RECORDS FOR THIS EXERCISE:
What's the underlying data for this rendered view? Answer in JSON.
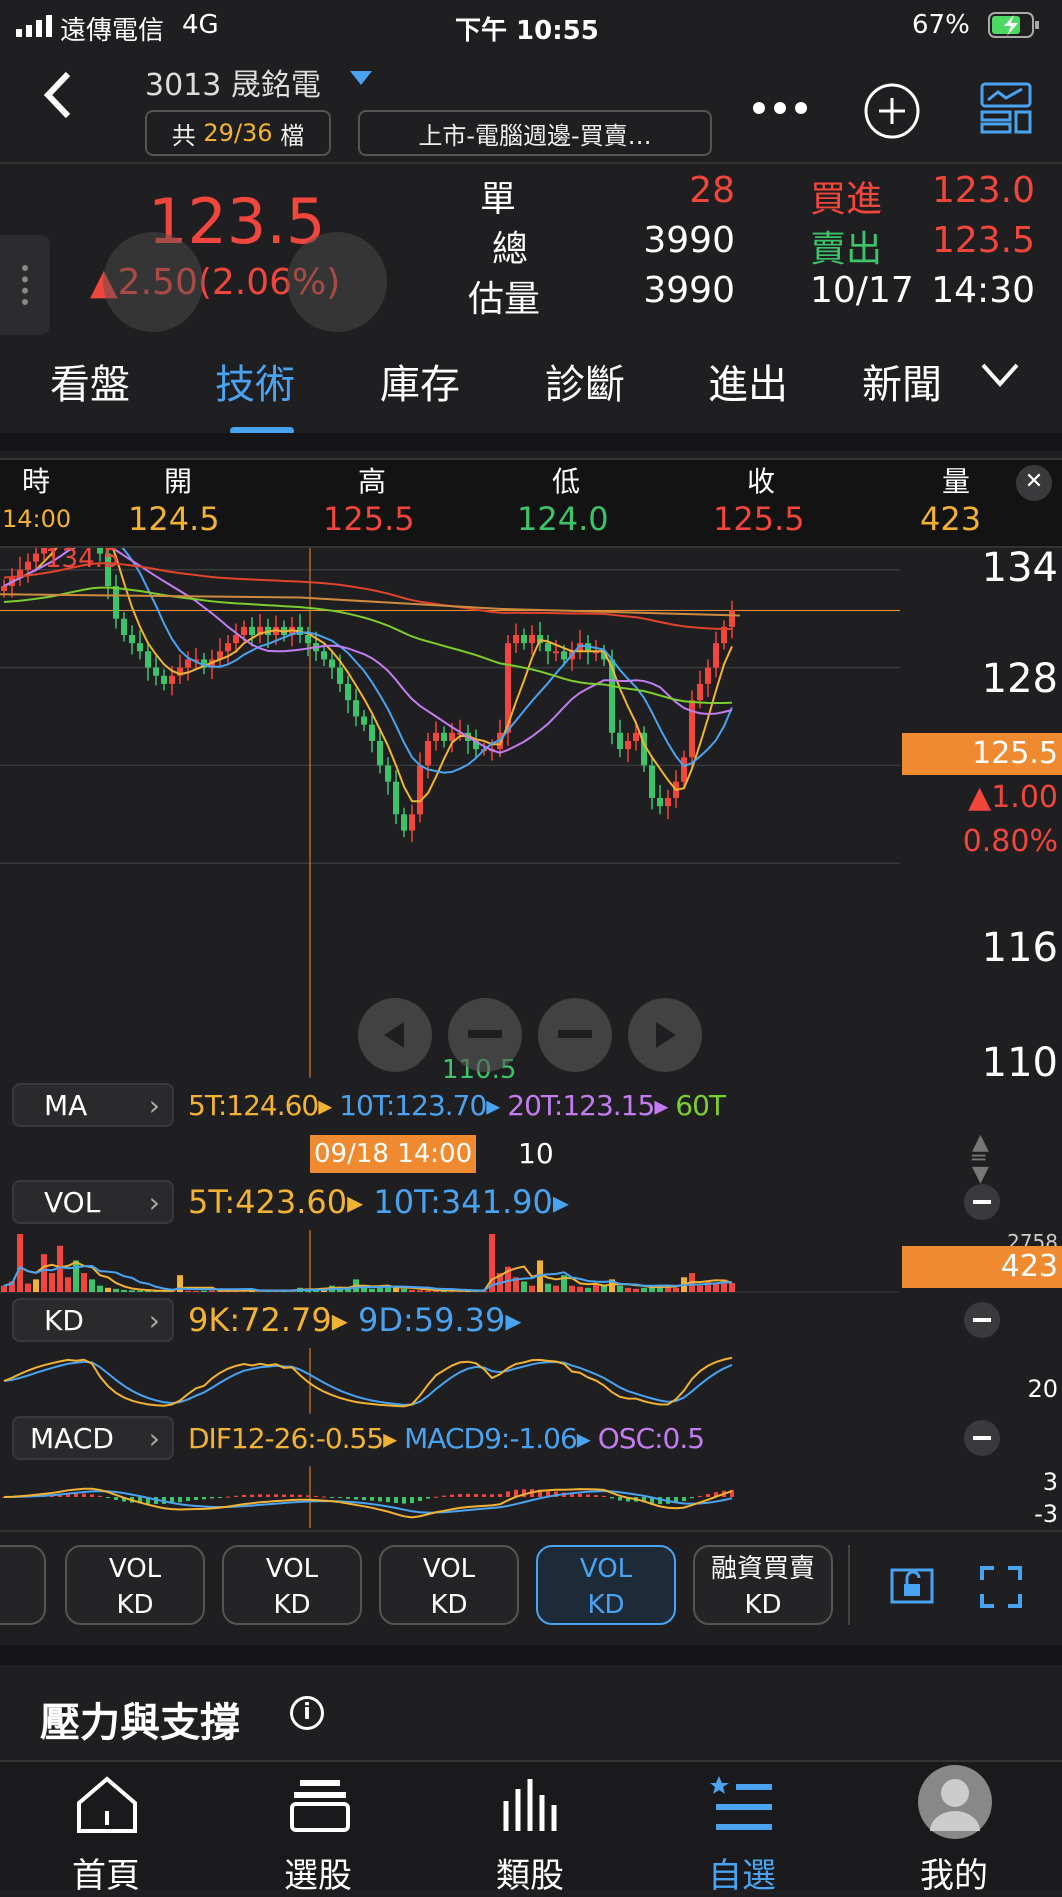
{
  "status": {
    "carrier": "遠傳電信",
    "network": "4G",
    "time": "下午 10:55",
    "battery": "67%"
  },
  "header": {
    "stock": "3013 晟銘電",
    "count_prefix": "共",
    "count": "29/36",
    "count_suffix": "檔",
    "group": "上市-電腦週邊-買賣…"
  },
  "quote": {
    "price": "123.5",
    "change": "▲2.50(2.06%)",
    "rows": [
      {
        "label": "單",
        "value": "28",
        "side_label": "買進",
        "side_value": "123.0"
      },
      {
        "label": "總",
        "value": "3990",
        "side_label": "賣出",
        "side_value": "123.5"
      },
      {
        "label": "估量",
        "value": "3990",
        "side_label": "10/17",
        "side_value": "14:30"
      }
    ]
  },
  "tabs": [
    "看盤",
    "技術",
    "庫存",
    "診斷",
    "進出",
    "新聞"
  ],
  "ohlc": {
    "headers": [
      "時",
      "開",
      "高",
      "低",
      "收",
      "量"
    ],
    "time": "14:00",
    "open": "124.5",
    "high": "125.5",
    "low": "124.0",
    "close": "125.5",
    "volume": "423"
  },
  "chart": {
    "y_labels": [
      "134",
      "128",
      "116",
      "110"
    ],
    "price_tag": "125.5",
    "change_tag": "▲1.00",
    "pct_tag": "0.80%",
    "max_label": "134.5",
    "min_label": "110.5",
    "cursor_date": "09/18 14:00",
    "cursor_extra": "10",
    "vol_max": "2758",
    "vol_tag": "423",
    "kd_label": "20",
    "macd_hi": "3",
    "macd_lo": "-3"
  },
  "indicators": {
    "ma": {
      "name": "MA",
      "v5": "5T:124.60",
      "v10": "10T:123.70",
      "v20": "20T:123.15",
      "v60": "60T"
    },
    "vol": {
      "name": "VOL",
      "v5": "5T:423.60",
      "v10": "10T:341.90"
    },
    "kd": {
      "name": "KD",
      "k": "9K:72.79",
      "d": "9D:59.39"
    },
    "macd": {
      "name": "MACD",
      "dif": "DIF12-26:-0.55",
      "macd": "MACD9:-1.06",
      "osc": "OSC:0.5"
    }
  },
  "bottom_buttons": [
    {
      "l1": "VOL",
      "l2": "KD"
    },
    {
      "l1": "VOL",
      "l2": "KD"
    },
    {
      "l1": "VOL",
      "l2": "KD"
    },
    {
      "l1": "VOL",
      "l2": "KD"
    },
    {
      "l1": "融資買賣",
      "l2": "KD"
    }
  ],
  "section_title": "壓力與支撐",
  "nav": [
    "首頁",
    "選股",
    "類股",
    "自選",
    "我的"
  ],
  "colors": {
    "up": "#f0463c",
    "down": "#3dc46a",
    "accent": "#4aa3f0",
    "orange": "#f08a30"
  },
  "chart_data": {
    "type": "candlestick",
    "ylim": [
      110,
      134
    ],
    "close": [
      127,
      127.5,
      128,
      128.5,
      129,
      129.5,
      130,
      131,
      132,
      131.5,
      132,
      131,
      129,
      127,
      125,
      124,
      123.5,
      123,
      122,
      121.5,
      121,
      121.5,
      122,
      122.5,
      122.5,
      122,
      122.5,
      123,
      123.5,
      124,
      124.5,
      124,
      124.5,
      124,
      124.5,
      124,
      124.5,
      124,
      123.5,
      123,
      122.5,
      122,
      121,
      120,
      119,
      118.5,
      117.5,
      116,
      115,
      113,
      112,
      113,
      116,
      117.5,
      118,
      117.5,
      118,
      118,
      117.5,
      117,
      117,
      117,
      118,
      123.5,
      124,
      123.5,
      124,
      123.5,
      123,
      123,
      122.5,
      123,
      123.5,
      123,
      123,
      122.5,
      118,
      117,
      117.5,
      118,
      116,
      114,
      113.5,
      114,
      115,
      116.5,
      120,
      121,
      122,
      123.5,
      124.5,
      125.5
    ],
    "volume": [
      300,
      500,
      2758,
      400,
      600,
      1800,
      900,
      2200,
      700,
      1500,
      900,
      600,
      300,
      200,
      150,
      100,
      80,
      60,
      50,
      40,
      60,
      40,
      800,
      60,
      50,
      60,
      70,
      50,
      60,
      80,
      100,
      70,
      60,
      50,
      60,
      80,
      120,
      200,
      150,
      100,
      200,
      300,
      250,
      150,
      600,
      200,
      150,
      300,
      250,
      200,
      150,
      100,
      80,
      60,
      90,
      70,
      60,
      50,
      80,
      60,
      70,
      2758,
      900,
      1200,
      700,
      500,
      300,
      1500,
      400,
      300,
      800,
      300,
      250,
      200,
      400,
      350,
      600,
      300,
      200,
      150,
      200,
      300,
      350,
      250,
      200,
      700,
      900,
      300,
      500,
      400,
      600,
      423
    ]
  }
}
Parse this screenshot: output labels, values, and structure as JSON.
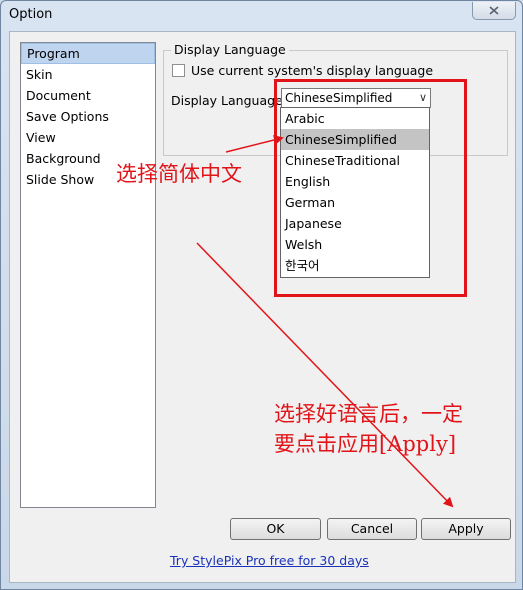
{
  "window": {
    "title": "Option"
  },
  "sidebar": {
    "items": [
      {
        "label": "Program",
        "selected": true
      },
      {
        "label": "Skin"
      },
      {
        "label": "Document"
      },
      {
        "label": "Save Options"
      },
      {
        "label": "View"
      },
      {
        "label": "Background"
      },
      {
        "label": "Slide Show"
      }
    ]
  },
  "display_language": {
    "group_title": "Display Language",
    "use_system_label": "Use current system's display language",
    "use_system_checked": false,
    "label": "Display Language",
    "selected": "ChineseSimplified",
    "options": [
      "Arabic",
      "ChineseSimplified",
      "ChineseTraditional",
      "English",
      "German",
      "Japanese",
      "Welsh",
      "한국어"
    ]
  },
  "annotations": {
    "select_chinese": "选择简体中文",
    "apply_line1": "选择好语言后，一定",
    "apply_line2": "要点击应用[Apply]",
    "color": "#e1141a"
  },
  "buttons": {
    "ok": "OK",
    "cancel": "Cancel",
    "apply": "Apply"
  },
  "footer": {
    "promo_link": "Try StylePix Pro free for 30 days"
  }
}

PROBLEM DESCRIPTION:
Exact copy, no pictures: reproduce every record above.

YOUR SOLUTION:
What's the underlying data for this rendered view? Answer in JSON.
{
  "status": {
    "carrier": "遠傳電信",
    "network": "4G",
    "time": "下午 10:55",
    "battery": "67%"
  },
  "header": {
    "stock": "3013 晟銘電",
    "count_prefix": "共",
    "count": "29/36",
    "count_suffix": "檔",
    "group": "上市-電腦週邊-買賣…"
  },
  "quote": {
    "price": "123.5",
    "change": "▲2.50(2.06%)",
    "rows": [
      {
        "label": "單",
        "value": "28",
        "side_label": "買進",
        "side_value": "123.0"
      },
      {
        "label": "總",
        "value": "3990",
        "side_label": "賣出",
        "side_value": "123.5"
      },
      {
        "label": "估量",
        "value": "3990",
        "side_label": "10/17",
        "side_value": "14:30"
      }
    ]
  },
  "tabs": [
    "看盤",
    "技術",
    "庫存",
    "診斷",
    "進出",
    "新聞"
  ],
  "ohlc": {
    "headers": [
      "時",
      "開",
      "高",
      "低",
      "收",
      "量"
    ],
    "time": "14:00",
    "open": "124.5",
    "high": "125.5",
    "low": "124.0",
    "close": "125.5",
    "volume": "423"
  },
  "chart": {
    "y_labels": [
      "134",
      "128",
      "116",
      "110"
    ],
    "price_tag": "125.5",
    "change_tag": "▲1.00",
    "pct_tag": "0.80%",
    "max_label": "134.5",
    "min_label": "110.5",
    "cursor_date": "09/18 14:00",
    "cursor_extra": "10",
    "vol_max": "2758",
    "vol_tag": "423",
    "kd_label": "20",
    "macd_hi": "3",
    "macd_lo": "-3"
  },
  "indicators": {
    "ma": {
      "name": "MA",
      "v5": "5T:124.60",
      "v10": "10T:123.70",
      "v20": "20T:123.15",
      "v60": "60T"
    },
    "vol": {
      "name": "VOL",
      "v5": "5T:423.60",
      "v10": "10T:341.90"
    },
    "kd": {
      "name": "KD",
      "k": "9K:72.79",
      "d": "9D:59.39"
    },
    "macd": {
      "name": "MACD",
      "dif": "DIF12-26:-0.55",
      "macd": "MACD9:-1.06",
      "osc": "OSC:0.5"
    }
  },
  "bottom_buttons": [
    {
      "l1": "VOL",
      "l2": "KD"
    },
    {
      "l1": "VOL",
      "l2": "KD"
    },
    {
      "l1": "VOL",
      "l2": "KD"
    },
    {
      "l1": "VOL",
      "l2": "KD"
    },
    {
      "l1": "融資買賣",
      "l2": "KD"
    }
  ],
  "section_title": "壓力與支撐",
  "nav": [
    "首頁",
    "選股",
    "類股",
    "自選",
    "我的"
  ],
  "colors": {
    "up": "#f0463c",
    "down": "#3dc46a",
    "accent": "#4aa3f0",
    "orange": "#f08a30"
  },
  "chart_data": {
    "type": "candlestick",
    "ylim": [
      110,
      134
    ],
    "close": [
      127,
      127.5,
      128,
      128.5,
      129,
      129.5,
      130,
      131,
      132,
      131.5,
      132,
      131,
      129,
      127,
      125,
      124,
      123.5,
      123,
      122,
      121.5,
      121,
      121.5,
      122,
      122.5,
      122.5,
      122,
      122.5,
      123,
      123.5,
      124,
      124.5,
      124,
      124.5,
      124,
      124.5,
      124,
      124.5,
      124,
      123.5,
      123,
      122.5,
      122,
      121,
      120,
      119,
      118.5,
      117.5,
      116,
      115,
      113,
      112,
      113,
      116,
      117.5,
      118,
      117.5,
      118,
      118,
      117.5,
      117,
      117,
      117,
      118,
      123.5,
      124,
      123.5,
      124,
      123.5,
      123,
      123,
      122.5,
      123,
      123.5,
      123,
      123,
      122.5,
      118,
      117,
      117.5,
      118,
      116,
      114,
      113.5,
      114,
      115,
      116.5,
      120,
      121,
      122,
      123.5,
      124.5,
      125.5
    ],
    "volume": [
      300,
      500,
      2758,
      400,
      600,
      1800,
      900,
      2200,
      700,
      1500,
      900,
      600,
      300,
      200,
      150,
      100,
      80,
      60,
      50,
      40,
      60,
      40,
      800,
      60,
      50,
      60,
      70,
      50,
      60,
      80,
      100,
      70,
      60,
      50,
      60,
      80,
      120,
      200,
      150,
      100,
      200,
      300,
      250,
      150,
      600,
      200,
      150,
      300,
      250,
      200,
      150,
      100,
      80,
      60,
      90,
      70,
      60,
      50,
      80,
      60,
      70,
      2758,
      900,
      1200,
      700,
      500,
      300,
      1500,
      400,
      300,
      800,
      300,
      250,
      200,
      400,
      350,
      600,
      300,
      200,
      150,
      200,
      300,
      350,
      250,
      200,
      700,
      900,
      300,
      500,
      400,
      600,
      423
    ]
  }
}
Parse this screenshot: output labels, values, and structure as JSON.
{
  "window": {
    "title": "Option"
  },
  "sidebar": {
    "items": [
      {
        "label": "Program",
        "selected": true
      },
      {
        "label": "Skin"
      },
      {
        "label": "Document"
      },
      {
        "label": "Save Options"
      },
      {
        "label": "View"
      },
      {
        "label": "Background"
      },
      {
        "label": "Slide Show"
      }
    ]
  },
  "display_language": {
    "group_title": "Display Language",
    "use_system_label": "Use current system's display language",
    "use_system_checked": false,
    "label": "Display Language",
    "selected": "ChineseSimplified",
    "options": [
      "Arabic",
      "ChineseSimplified",
      "ChineseTraditional",
      "English",
      "German",
      "Japanese",
      "Welsh",
      "한국어"
    ]
  },
  "annotations": {
    "select_chinese": "选择简体中文",
    "apply_line1": "选择好语言后，一定",
    "apply_line2": "要点击应用[Apply]",
    "color": "#e1141a"
  },
  "buttons": {
    "ok": "OK",
    "cancel": "Cancel",
    "apply": "Apply"
  },
  "footer": {
    "promo_link": "Try StylePix Pro free for 30 days"
  }
}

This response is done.